William Vance Custer, Jr., 1961-1962
WILLIAM VANCE CUSTER, JR., served on the Georgia Court of Appeals, October 9,1961, to January 31,1962 (three months and 22 days). He was born in Mobile, Alabama, on July 20,1903, and died January 31, 1962.
After graduating from Bainbridge public schools, he attended Oglethorpe University for one year, thereafter studying law in his father's law office, and was admitted to practice on July 20,1922, on his nineteenth birthday.
He married Victoria Hunter Clayton of Eufaula, Alabama, on June 4, 1929. They had two sons, William Vance III and Henry Clayton. For family names and details, see the memorial dated October 15,1962, in 106 Georgia Appeals Reports, pages XXVII-XLV.
He served as president of the Decatur County, Albany Circuit, and Georgia Bar Associations; served on the Board of Governors of the Georgia Bar Association and on the House of Delegates of the American Bar Association. He was president of the local Chamber of Commerce; representative from Decatur County in the Georgia General Assembly; president of the Bainbridge Rotary Club; member of the Bainbridge Board of Education; deacon and superintendent of Sunday school of the Presbyterian Church.

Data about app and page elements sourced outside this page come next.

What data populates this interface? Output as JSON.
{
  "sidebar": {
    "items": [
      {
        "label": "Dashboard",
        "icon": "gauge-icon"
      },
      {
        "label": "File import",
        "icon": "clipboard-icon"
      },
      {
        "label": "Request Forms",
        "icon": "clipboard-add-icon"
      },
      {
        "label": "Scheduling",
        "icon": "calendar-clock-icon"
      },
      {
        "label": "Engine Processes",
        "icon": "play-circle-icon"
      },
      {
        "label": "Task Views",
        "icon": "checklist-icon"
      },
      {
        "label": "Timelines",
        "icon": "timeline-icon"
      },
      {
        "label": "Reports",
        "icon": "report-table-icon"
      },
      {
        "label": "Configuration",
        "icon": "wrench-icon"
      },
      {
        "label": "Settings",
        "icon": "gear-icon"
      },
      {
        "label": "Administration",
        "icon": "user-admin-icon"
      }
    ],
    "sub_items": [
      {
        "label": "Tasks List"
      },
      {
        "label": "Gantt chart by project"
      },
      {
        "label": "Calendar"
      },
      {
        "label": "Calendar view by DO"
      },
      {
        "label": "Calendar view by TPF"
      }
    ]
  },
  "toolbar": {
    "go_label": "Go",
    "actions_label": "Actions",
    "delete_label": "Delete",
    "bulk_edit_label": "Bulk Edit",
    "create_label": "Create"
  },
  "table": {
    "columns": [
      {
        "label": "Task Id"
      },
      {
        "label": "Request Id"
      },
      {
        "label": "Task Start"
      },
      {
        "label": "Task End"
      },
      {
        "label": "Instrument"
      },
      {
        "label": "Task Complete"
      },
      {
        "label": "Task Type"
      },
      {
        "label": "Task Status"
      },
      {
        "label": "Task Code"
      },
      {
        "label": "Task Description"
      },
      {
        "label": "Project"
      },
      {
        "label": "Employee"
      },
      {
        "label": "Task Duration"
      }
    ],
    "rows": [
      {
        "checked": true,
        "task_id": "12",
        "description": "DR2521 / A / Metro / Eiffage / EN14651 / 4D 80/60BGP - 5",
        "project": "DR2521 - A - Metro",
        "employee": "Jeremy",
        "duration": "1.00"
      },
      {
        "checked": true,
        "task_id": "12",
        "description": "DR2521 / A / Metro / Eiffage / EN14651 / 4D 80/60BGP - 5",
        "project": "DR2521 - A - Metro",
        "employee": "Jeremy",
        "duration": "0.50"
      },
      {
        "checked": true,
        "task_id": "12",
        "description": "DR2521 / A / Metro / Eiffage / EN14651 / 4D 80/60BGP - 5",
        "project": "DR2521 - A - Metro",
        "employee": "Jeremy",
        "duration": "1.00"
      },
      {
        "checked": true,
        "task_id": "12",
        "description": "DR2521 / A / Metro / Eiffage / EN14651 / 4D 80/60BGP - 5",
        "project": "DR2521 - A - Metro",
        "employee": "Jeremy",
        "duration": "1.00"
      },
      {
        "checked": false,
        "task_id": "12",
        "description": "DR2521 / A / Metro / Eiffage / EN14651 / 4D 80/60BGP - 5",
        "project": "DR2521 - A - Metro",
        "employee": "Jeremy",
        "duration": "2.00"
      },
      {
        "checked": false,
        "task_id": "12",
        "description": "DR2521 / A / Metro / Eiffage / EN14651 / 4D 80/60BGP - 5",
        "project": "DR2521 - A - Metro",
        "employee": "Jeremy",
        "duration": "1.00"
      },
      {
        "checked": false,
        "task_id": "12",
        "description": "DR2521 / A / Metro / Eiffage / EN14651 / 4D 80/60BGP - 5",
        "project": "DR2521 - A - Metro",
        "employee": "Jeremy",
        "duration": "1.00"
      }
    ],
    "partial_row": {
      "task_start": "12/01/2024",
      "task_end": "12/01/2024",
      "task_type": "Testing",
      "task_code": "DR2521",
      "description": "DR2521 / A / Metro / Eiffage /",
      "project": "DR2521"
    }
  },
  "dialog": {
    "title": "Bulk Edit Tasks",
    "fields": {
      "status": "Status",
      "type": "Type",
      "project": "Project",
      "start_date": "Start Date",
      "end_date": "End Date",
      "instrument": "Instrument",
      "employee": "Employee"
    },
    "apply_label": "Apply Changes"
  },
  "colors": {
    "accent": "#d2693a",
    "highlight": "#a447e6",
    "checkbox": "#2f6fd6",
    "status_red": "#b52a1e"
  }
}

Other lawyers said about him: "Ably representing his clients - dedicated, with all his strength, his mind and his soul, to their interest, conscientious in his preparation, never careless or slothful, respectful to, and at all times fair with his fellow lawyers and the courts, fulfilling not only the letter, but also the spirit of the canons of ethics." They said, "He loved his profession, he loved everything about it going back to the Inns of Court in medieval England and the writings of Lords Campbell and Coke." Thackeray's "good humor is one of the best articles of dress one can wear in society" was reflected in his life. Milton's words "servant of God, well done, well hast thou fought the better fight" are appropriate. He believed right and justice do not go out of style: "Where is our pilgrim sense of solid right? Where is our old time keeping of the law? Where is our sturdy sanity and strength?' (poem by Judge Florence Allen).